The joy is in the journey – @EdieMelson shareslessons learned from the writers life. (Click to Tweet)
Following my heart to become a writer has taught me a lot. I still remember the first time I got brave enough to call myself a writer, and the excitement the first time I sold an article.
It wasn’t all rainbows and roses though. I remember the excitement of having my first manuscript taken to committee—and the devastation when the publisher ultimately rejected it.
I wouldn’t have traded a single minute of my experience. Even that rejection was good because truthfully, neither my manuscript or me was ready for publication.
So today I’d like to share what writing has taught me about myself & life.
- Talent without persistence is worthless. So much of what we need to know to be successful, no matter what our goals, can be learned.
- I’m stronger than I thought. If I had known when I started, the hard work and emotional toll getting to this point would take. I would have quite because I would never have dreamed I could do it.
- Sometimes, ignorance really is bliss. When I first started down this road, I thought I knew everything I needed for writing success. I’m glad now that I didn’t know what was needed at the beginning.
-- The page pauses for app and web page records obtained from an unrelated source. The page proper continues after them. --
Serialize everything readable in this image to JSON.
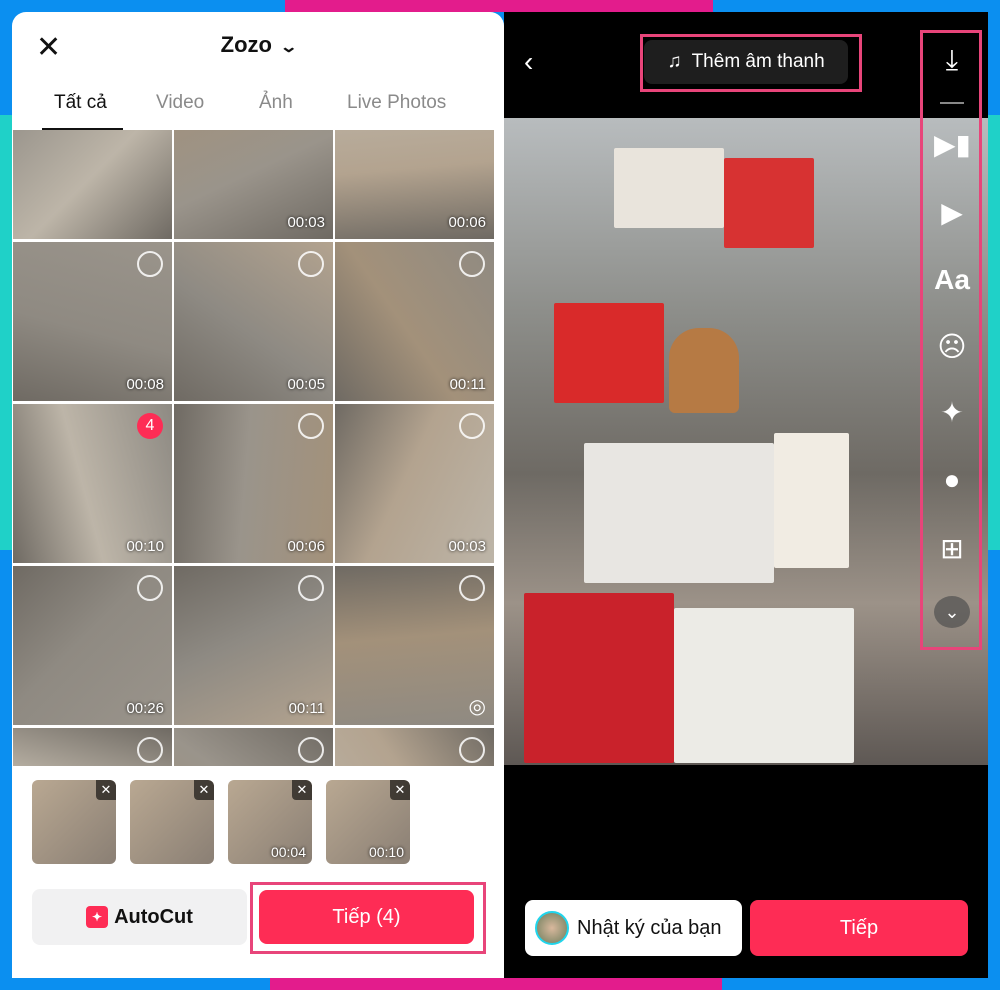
{
  "colors": {
    "accent": "#fe2c55",
    "highlight": "#e8457a",
    "frame_blue": "#0b8ff0",
    "frame_pink": "#e31c8c",
    "frame_teal": "#1fd1c8"
  },
  "gallery": {
    "close_icon": "close-icon",
    "album": "Zozo",
    "tabs": [
      {
        "label": "Tất cả",
        "active": true
      },
      {
        "label": "Video"
      },
      {
        "label": "Ảnh"
      },
      {
        "label": "Live Photos"
      }
    ],
    "cells": [
      {
        "duration": ""
      },
      {
        "duration": "00:03"
      },
      {
        "duration": "00:06"
      },
      {
        "duration": "00:08",
        "select": "circle"
      },
      {
        "duration": "00:05",
        "select": "circle"
      },
      {
        "duration": "00:11",
        "select": "circle"
      },
      {
        "duration": "00:10",
        "badge": "4"
      },
      {
        "duration": "00:06",
        "select": "circle"
      },
      {
        "duration": "00:03",
        "select": "circle"
      },
      {
        "duration": "00:26",
        "select": "circle"
      },
      {
        "duration": "00:11",
        "select": "circle"
      },
      {
        "duration": "",
        "select": "circle",
        "icon": "live-photo-icon"
      },
      {
        "duration": "",
        "select": "circle"
      },
      {
        "duration": "",
        "select": "circle"
      },
      {
        "duration": "",
        "select": "circle"
      }
    ],
    "selected": [
      {
        "duration": ""
      },
      {
        "duration": ""
      },
      {
        "duration": "00:04"
      },
      {
        "duration": "00:10"
      }
    ],
    "autocut_label": "AutoCut",
    "next_label": "Tiếp (4)"
  },
  "editor": {
    "add_sound_label": "Thêm âm thanh",
    "tools": [
      "download-icon",
      "trim-icon",
      "templates-icon",
      "text-icon",
      "sticker-icon",
      "effects-icon",
      "filters-icon",
      "add-clip-icon",
      "more-icon"
    ],
    "text_tool_label": "Aa",
    "diary_label": "Nhật ký của bạn",
    "next_label": "Tiếp"
  }
}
It would have been too overwhelming.
- Quitting is the only path to failure. I’ve found writing success, but a lot of it has come simply because I refused to give up.
- God is the One who directs my path. I can (and will continue) to make plans—but I stay flexible. I would never have even dreamed of the opportunities God has given me.
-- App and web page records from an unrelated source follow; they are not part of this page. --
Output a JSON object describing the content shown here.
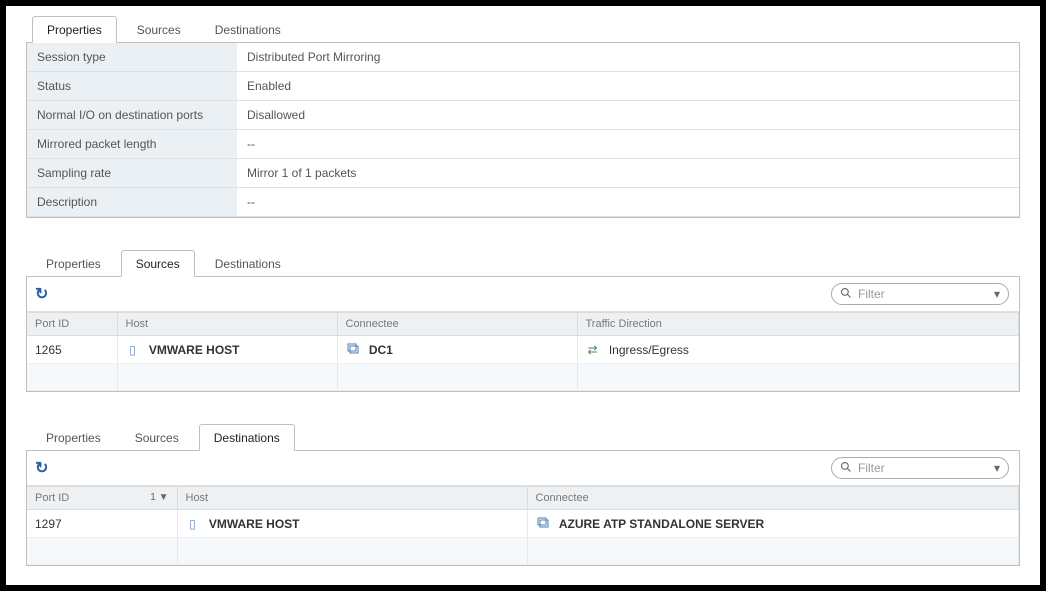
{
  "tabs": {
    "properties": "Properties",
    "sources": "Sources",
    "destinations": "Destinations"
  },
  "panel1": {
    "rows": {
      "session_type": {
        "label": "Session type",
        "value": "Distributed Port Mirroring"
      },
      "status": {
        "label": "Status",
        "value": "Enabled"
      },
      "normal_io": {
        "label": "Normal I/O on destination ports",
        "value": "Disallowed"
      },
      "mirrored_len": {
        "label": "Mirrored packet length",
        "value": "--"
      },
      "sampling_rate": {
        "label": "Sampling rate",
        "value": "Mirror 1 of 1 packets"
      },
      "description": {
        "label": "Description",
        "value": "--"
      }
    }
  },
  "panel2": {
    "headers": {
      "port_id": "Port ID",
      "host": "Host",
      "connectee": "Connectee",
      "traffic_dir": "Traffic Direction"
    },
    "row": {
      "port_id": "1265",
      "host": "VMWARE HOST",
      "connectee": "DC1",
      "traffic_dir": "Ingress/Egress"
    }
  },
  "panel3": {
    "headers": {
      "port_id": "Port ID",
      "sort_ind": "1 ▼",
      "host": "Host",
      "connectee": "Connectee"
    },
    "row": {
      "port_id": "1297",
      "host": "VMWARE HOST",
      "connectee": "AZURE ATP STANDALONE SERVER"
    }
  },
  "filter": {
    "placeholder": "Filter"
  }
}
- There’s a big difference between goals and dreams. They both have their place in the writer’s life, but a goal is something who’s outcome I can influence. A dream is something I wish would happen. It’s the difference between having the goal of getting a book published or having a best seller. I can achieve the first by hard work, but the second is ultimately up to God.
- Detours aren’t the same thing as roadblocks. My path to publication has zigged and zagged so many times it looks like the path Mother Goose’s Crooked Old Man left behind. But more frequently than not, those detours ended up getting me further ahead, faster.
- Generosity will always get you farther than selfishness. I have never once regretted putting someone else before me. I’d even go so far as to say that I’ve build my career (or at least my platform) by promoting others.
- My reputation is worth solid gold, but it’s not something I can buy. I can only achieve it and keep it by guarding it. I always try to communicate honestly and above all, keep my word.
- The joy is in the journey. The people I’ve met, the things I’ve gotten to experience have been the high points, not the achievements.
- Publication isn’t the sole definition of writing success. Touching someone’s life through the words I pen, whether it’s on a blog or a book or an article, is way more important than a book contract.
These are just a few of the things I’ve learned while on this writing journey. What about you? Has writing taught you anything important about yourself and/or about life? Share your thoughts below.
Don’t forget to join the conversation!
Detours aren’t the samething as roadblocks—in the writing journey—or in life. Lessons learned via @EdieMelson (Click to Tweet)